The Tarheel Youth Golf Association, in fact, had no volunteers working this week for the Coastal Plains Junior Amateur held Tuesday and Wednesday at Greenville Country Club. Overseeing the tournament were three staff members from TYGA and three more from Greenville CC.
Caddies at the professional level have been using towels to remove flagsticks for their golfers. TYGA does not allow caddies, and flags must remain in the hole at all times.
Instead of volunteers positioned every three holes to track scoring and check in with players, the players themselves are responsible for keeping social distance and walking to the main computer area every nine holes to update a TYGA representative with their score.
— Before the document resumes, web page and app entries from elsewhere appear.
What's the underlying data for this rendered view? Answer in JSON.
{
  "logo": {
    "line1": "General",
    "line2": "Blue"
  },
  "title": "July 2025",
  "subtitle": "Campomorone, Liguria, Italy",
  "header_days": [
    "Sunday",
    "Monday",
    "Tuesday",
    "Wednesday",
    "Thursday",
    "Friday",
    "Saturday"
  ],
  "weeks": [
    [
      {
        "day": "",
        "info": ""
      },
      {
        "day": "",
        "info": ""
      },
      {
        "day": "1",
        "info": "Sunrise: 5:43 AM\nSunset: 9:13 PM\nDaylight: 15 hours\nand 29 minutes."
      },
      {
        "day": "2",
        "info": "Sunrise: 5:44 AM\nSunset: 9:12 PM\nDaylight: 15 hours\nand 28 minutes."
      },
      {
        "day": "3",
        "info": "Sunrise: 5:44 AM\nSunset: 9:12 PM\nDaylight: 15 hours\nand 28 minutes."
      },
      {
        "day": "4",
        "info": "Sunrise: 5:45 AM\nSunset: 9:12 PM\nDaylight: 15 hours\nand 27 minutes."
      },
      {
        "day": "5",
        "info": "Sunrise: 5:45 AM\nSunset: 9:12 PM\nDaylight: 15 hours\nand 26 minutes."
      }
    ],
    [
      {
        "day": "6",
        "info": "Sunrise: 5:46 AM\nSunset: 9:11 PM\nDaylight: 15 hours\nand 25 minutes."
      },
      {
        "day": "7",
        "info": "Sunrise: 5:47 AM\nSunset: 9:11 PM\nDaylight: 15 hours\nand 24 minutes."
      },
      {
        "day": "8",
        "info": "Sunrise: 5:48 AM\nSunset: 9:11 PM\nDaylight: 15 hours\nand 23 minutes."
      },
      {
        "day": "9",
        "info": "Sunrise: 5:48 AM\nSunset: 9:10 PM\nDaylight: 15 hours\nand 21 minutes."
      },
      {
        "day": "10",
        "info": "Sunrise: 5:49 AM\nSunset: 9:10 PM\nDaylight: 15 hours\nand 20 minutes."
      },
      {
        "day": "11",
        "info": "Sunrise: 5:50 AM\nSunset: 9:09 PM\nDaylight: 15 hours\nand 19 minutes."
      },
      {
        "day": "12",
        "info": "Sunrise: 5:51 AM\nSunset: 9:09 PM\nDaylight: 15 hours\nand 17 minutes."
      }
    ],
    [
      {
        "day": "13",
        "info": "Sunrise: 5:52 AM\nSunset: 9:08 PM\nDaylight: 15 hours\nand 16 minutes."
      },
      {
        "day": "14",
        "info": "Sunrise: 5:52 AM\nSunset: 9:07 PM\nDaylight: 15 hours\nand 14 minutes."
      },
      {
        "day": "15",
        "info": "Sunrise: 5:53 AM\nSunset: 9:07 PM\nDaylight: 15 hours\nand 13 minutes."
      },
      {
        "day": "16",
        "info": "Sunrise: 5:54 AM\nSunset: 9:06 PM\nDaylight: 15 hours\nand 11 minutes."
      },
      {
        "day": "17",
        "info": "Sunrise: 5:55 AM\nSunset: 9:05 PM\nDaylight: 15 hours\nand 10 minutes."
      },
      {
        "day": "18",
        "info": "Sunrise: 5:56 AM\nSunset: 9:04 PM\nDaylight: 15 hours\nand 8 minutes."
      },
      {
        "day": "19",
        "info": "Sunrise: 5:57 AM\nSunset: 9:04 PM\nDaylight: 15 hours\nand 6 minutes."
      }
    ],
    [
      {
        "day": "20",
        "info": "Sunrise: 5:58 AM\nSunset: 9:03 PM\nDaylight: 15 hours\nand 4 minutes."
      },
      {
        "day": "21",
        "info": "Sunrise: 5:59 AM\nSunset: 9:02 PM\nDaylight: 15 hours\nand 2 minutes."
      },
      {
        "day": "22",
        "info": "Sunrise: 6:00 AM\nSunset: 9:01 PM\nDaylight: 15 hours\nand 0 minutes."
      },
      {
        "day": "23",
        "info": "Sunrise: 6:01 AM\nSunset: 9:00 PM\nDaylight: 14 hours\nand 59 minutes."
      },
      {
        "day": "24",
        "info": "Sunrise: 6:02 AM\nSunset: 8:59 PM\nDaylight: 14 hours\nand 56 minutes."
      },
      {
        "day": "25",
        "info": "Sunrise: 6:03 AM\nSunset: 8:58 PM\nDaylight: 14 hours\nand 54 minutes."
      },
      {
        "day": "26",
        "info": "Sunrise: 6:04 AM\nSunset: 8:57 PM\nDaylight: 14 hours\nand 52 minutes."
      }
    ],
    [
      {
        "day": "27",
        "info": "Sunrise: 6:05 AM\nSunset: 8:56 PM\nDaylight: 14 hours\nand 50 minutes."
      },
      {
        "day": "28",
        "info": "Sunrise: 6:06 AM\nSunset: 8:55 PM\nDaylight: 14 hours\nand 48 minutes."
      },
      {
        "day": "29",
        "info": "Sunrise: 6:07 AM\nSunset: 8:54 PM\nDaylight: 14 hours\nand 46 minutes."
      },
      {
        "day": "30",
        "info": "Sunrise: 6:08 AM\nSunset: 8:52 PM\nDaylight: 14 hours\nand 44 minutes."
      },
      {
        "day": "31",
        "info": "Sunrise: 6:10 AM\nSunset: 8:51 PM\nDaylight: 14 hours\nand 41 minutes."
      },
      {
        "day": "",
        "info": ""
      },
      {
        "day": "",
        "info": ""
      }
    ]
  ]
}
“You think back to last summer, and I would sign my scorecard as my own player and sign another player’s scorecard as their marker,” said Robert Allen, a J.H. Rose High School graduate from this year who said he plays in a few TYGA events per month. “We don’t do that anymore. We don’t shake hands and are not allowed to get within six feet of each other.”
As a person who has played competitive golf for most of his life, Allen admitted it is difficult on the course and in natural moments to not extend a high-five to a fellow player. Some players at Greenville Country Club went with forearm bumps when they finished the 18th hole. Others simply retrieved their ball and walked to the scoring tent.
Many of the coronavirus-specific rules are tailored toward not socializing or clustering, which includes even after a golfer completes their round.
“Have a good time and see you later, because as soon as you get done, we ask you to go ahead and leave,” Cox said.
Pitt County natives Cameron Hardison, Gray Mitchum and Matthew Richardson were all among the top-five at the end of the fist round of the Coastal Plains Junior Amateur. Kyle Haas, from Winston-Salem, emerged as the two-round winner at 7-under with a one-stroke edge on Winterville’s Mitchum. Hardison tied for fourth.
Eight girls competed, including Winterville native Peyton Nichols. Sierra Cardi (Wilmington) took first place.
CGA/TYGA tournaments resumed May 30 in Jacksonville. There was a tourney held in Snow Hill last month, and future events include in Raleigh, Pinehurst and in Greenville at Ironwood (July 14-16) and Brook Valley (August 4).
“We’re trying to still promote junior golf in the safest way possible,” said Rob Farmer, Greenville Country Club’s head golf professional. “I would definitely say that the CGA puts this together and we’re just the host facility. You can see that they have tons of signage out and we’re just trying to do everything we can to still allow the kids to have a summer filled with golf and to compete and enjoy the golf course.”